We've reached our goal!

We are delighted to announce that we have reached and surpassed our $10,000 fundraising goal ahead of schedule. The building will be purchased, the place will be modified into a school and community center, and a lasting positive change has been established in this barrio.

Many thanks to all who supported us with encouraging words and donations throughout this effort. What an inspiration. Now, all that's left is the RIDE!!!!

More to come soon on our route and training!

Cycling for Colombia Schools!

10 Sewanee cyclists. $10,000. 1,000 miles.
4 states. 4.2 million pedal strokes. 330,000 calories burned.
1 school founded. 100's of lives changed.

Carson Wright, ‘11

3-time MS-150 vet, Alabama for Good Hope ride
Eric Keen ’08

4-time MS-150 vet, 2006 Natchez Trace Scrambler, Canada Crossing ’08
John Benson, Outing Program Director

7-time MS-150 vet, 2006 Natchez Trace Scrambler, Trans-Alaska tour

This trip advocates for the primary education of children of Remansos, one of the most impoverished barrios (neighborhoods) of Cali. Its residents, in Colombia’s third most populous city, bear the burden of extreme poverty and unemployment (80-90%). Drug-related violence and crime, for many, has become commonplace in their lives. By teaming up with Eunice Caicedo, a 38-year veteran of the Cali school system, we hope to break this cycle of poverty by creating a safe and permanent structure for an elementary school. Aside from educating hundreds of children, this school will also serve as a community center for adult literacy, vocational, and health classes. $10,000 will complete the fundraising effort needed for this dream to be realized.

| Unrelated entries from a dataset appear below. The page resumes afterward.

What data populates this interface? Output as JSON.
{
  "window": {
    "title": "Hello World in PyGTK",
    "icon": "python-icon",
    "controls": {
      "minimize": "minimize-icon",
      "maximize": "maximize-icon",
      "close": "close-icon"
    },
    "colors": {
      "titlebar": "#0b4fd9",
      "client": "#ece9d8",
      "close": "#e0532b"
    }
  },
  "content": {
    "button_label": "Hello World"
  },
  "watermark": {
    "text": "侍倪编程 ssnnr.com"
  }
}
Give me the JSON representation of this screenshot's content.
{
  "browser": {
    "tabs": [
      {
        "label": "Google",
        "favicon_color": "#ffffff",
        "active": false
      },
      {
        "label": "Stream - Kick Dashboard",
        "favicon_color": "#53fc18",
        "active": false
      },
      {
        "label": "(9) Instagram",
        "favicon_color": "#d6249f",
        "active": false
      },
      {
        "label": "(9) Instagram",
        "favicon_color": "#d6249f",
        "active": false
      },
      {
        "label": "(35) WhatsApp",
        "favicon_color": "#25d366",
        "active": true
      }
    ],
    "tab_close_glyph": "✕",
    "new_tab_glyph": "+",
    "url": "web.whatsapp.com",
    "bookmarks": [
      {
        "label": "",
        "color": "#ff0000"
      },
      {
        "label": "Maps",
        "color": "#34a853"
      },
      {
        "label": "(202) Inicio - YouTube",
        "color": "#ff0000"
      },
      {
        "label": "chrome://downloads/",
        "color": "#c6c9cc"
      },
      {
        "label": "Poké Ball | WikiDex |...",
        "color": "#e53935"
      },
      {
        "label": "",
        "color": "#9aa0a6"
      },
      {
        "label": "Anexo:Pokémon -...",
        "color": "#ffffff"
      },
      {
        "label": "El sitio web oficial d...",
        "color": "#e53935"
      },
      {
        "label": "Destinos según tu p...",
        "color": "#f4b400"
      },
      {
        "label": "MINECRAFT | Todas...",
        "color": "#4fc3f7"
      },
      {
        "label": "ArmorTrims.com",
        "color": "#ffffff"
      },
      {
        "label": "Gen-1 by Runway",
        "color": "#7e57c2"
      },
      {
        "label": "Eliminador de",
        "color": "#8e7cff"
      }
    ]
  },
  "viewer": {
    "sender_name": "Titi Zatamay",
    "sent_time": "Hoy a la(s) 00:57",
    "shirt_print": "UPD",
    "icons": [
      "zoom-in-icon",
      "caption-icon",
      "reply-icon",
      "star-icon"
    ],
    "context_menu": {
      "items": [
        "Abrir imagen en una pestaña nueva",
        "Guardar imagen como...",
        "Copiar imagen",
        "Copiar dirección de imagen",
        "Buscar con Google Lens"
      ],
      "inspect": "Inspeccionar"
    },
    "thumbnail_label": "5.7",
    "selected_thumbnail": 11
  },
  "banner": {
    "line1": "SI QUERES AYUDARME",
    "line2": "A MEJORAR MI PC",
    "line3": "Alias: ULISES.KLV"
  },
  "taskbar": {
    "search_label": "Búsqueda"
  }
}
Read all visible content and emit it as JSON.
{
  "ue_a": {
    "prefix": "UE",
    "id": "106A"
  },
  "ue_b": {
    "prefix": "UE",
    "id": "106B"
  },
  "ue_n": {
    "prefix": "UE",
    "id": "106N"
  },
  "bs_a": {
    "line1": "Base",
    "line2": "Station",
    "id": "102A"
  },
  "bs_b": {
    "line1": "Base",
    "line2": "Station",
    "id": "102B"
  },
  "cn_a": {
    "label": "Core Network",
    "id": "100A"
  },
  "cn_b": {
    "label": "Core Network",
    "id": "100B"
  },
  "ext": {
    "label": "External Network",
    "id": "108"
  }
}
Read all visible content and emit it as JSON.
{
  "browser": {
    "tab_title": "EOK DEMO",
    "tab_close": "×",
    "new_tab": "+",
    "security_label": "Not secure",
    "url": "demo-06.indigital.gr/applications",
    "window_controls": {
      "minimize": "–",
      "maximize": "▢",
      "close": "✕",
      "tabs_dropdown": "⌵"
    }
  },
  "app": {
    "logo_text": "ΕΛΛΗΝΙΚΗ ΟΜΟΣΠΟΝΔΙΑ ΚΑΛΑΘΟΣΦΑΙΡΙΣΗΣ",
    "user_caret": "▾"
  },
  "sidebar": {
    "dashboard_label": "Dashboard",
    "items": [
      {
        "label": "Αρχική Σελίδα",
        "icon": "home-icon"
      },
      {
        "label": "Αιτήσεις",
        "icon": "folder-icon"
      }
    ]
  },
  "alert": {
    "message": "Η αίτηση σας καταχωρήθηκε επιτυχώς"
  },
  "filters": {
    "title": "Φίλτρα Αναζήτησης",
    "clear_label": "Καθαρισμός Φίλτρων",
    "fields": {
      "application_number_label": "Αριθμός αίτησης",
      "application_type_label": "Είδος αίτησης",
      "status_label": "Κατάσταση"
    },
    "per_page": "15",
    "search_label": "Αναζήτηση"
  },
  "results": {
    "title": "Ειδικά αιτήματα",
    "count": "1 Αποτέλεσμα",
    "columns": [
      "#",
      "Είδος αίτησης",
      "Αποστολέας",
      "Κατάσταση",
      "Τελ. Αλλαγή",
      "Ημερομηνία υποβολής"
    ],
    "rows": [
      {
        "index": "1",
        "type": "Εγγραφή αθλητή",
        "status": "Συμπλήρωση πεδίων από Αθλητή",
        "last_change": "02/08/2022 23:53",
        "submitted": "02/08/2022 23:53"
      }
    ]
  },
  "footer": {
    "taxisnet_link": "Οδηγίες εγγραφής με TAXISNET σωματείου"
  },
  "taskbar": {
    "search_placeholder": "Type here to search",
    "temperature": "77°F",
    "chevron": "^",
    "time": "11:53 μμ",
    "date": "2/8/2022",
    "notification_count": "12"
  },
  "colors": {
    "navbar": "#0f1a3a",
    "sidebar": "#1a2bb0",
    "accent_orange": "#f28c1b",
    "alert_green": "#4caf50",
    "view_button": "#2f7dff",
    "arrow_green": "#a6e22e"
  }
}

The SOP wants to help by doing what it does best: crazy adventures. As a ticket to ride, each cyclist will raise $1,000; the toal will purchase, renovate, and furnish a new school for hundreds of children.

About Eunice Caicedo

My mother grew up in Colombia. Her parents were working with a church there in Pereira, serving as the principals and teachers of its affiliated elementary school. The church’s groundskeeper was Eunice’s father, who lived in the countryside outside of Pereira. During the bloody period of civil conflict in the 1950’s, known as La Violencia", Eunice’s family was forced off their land and had to join the migration of homeless families into urban centers. To give Eunice a chance at a safe and positive life, her father asked my mother’s family to take her in. She was 15 when she came to live with my grandparents.

Having never received any education, she learned to read and write in their house and later from family friends in the city of Cali. She enrolled in the 5th grade at a local school, learning alongside 10-year olds. She worked during the day and went to school at night, eventually catching up and graduating from high school with students close to her age. She then received a teaching certification from a government institute and began a 38-year career in education, 20 of which as director of San Marcos School, which taught 440 elementary students during 2 daily shifts (day and night school). While teaching, she earned an advanced degree at Javeriana University, one of the most prestigious institutions in the nation.

Eunice has loved and taught thousands of children over those years, empowering them to lead positive and successful lives – and to think that as a young adult she was illiterate and homeless. Her career in education is the manifestation of her good character, persistence, and dedication to community.

Having recently retired from her position at San Marcos, she wants to begin a school in Remansos, one the most impoverished barrios of Cali, currently full of children whose circumstances resemble her own when she was young. But her story is an argument against hopelessness, proof of how much potential each of those children have, if only they are given the space and support to learn and grow.

Too many children in Remansos have no access to an education, and those who do receive no individual attention at the huge government schools. El Sendero de la Vida, Amor y Paz will be a place that would give individual attention to students, through after-school tutoring, classes in writing, math and reading, as well as art, music and recreation activities and a hot lunch program.

If this new school sets only a few children on the path to becoming the next Eunice Caicedo’s of Cali, then the entire project will be a lasting success. The world needs more people like her, and I see this project as a step in resolving that need.

-- Eric

“Never doubt that a small group of thoughtful, committed citizen can change the world; indeed, it’s the only thing that ever does.”
- Margaret Mead

Children This School Is For

Some photos of Remansos' children, from Eunice: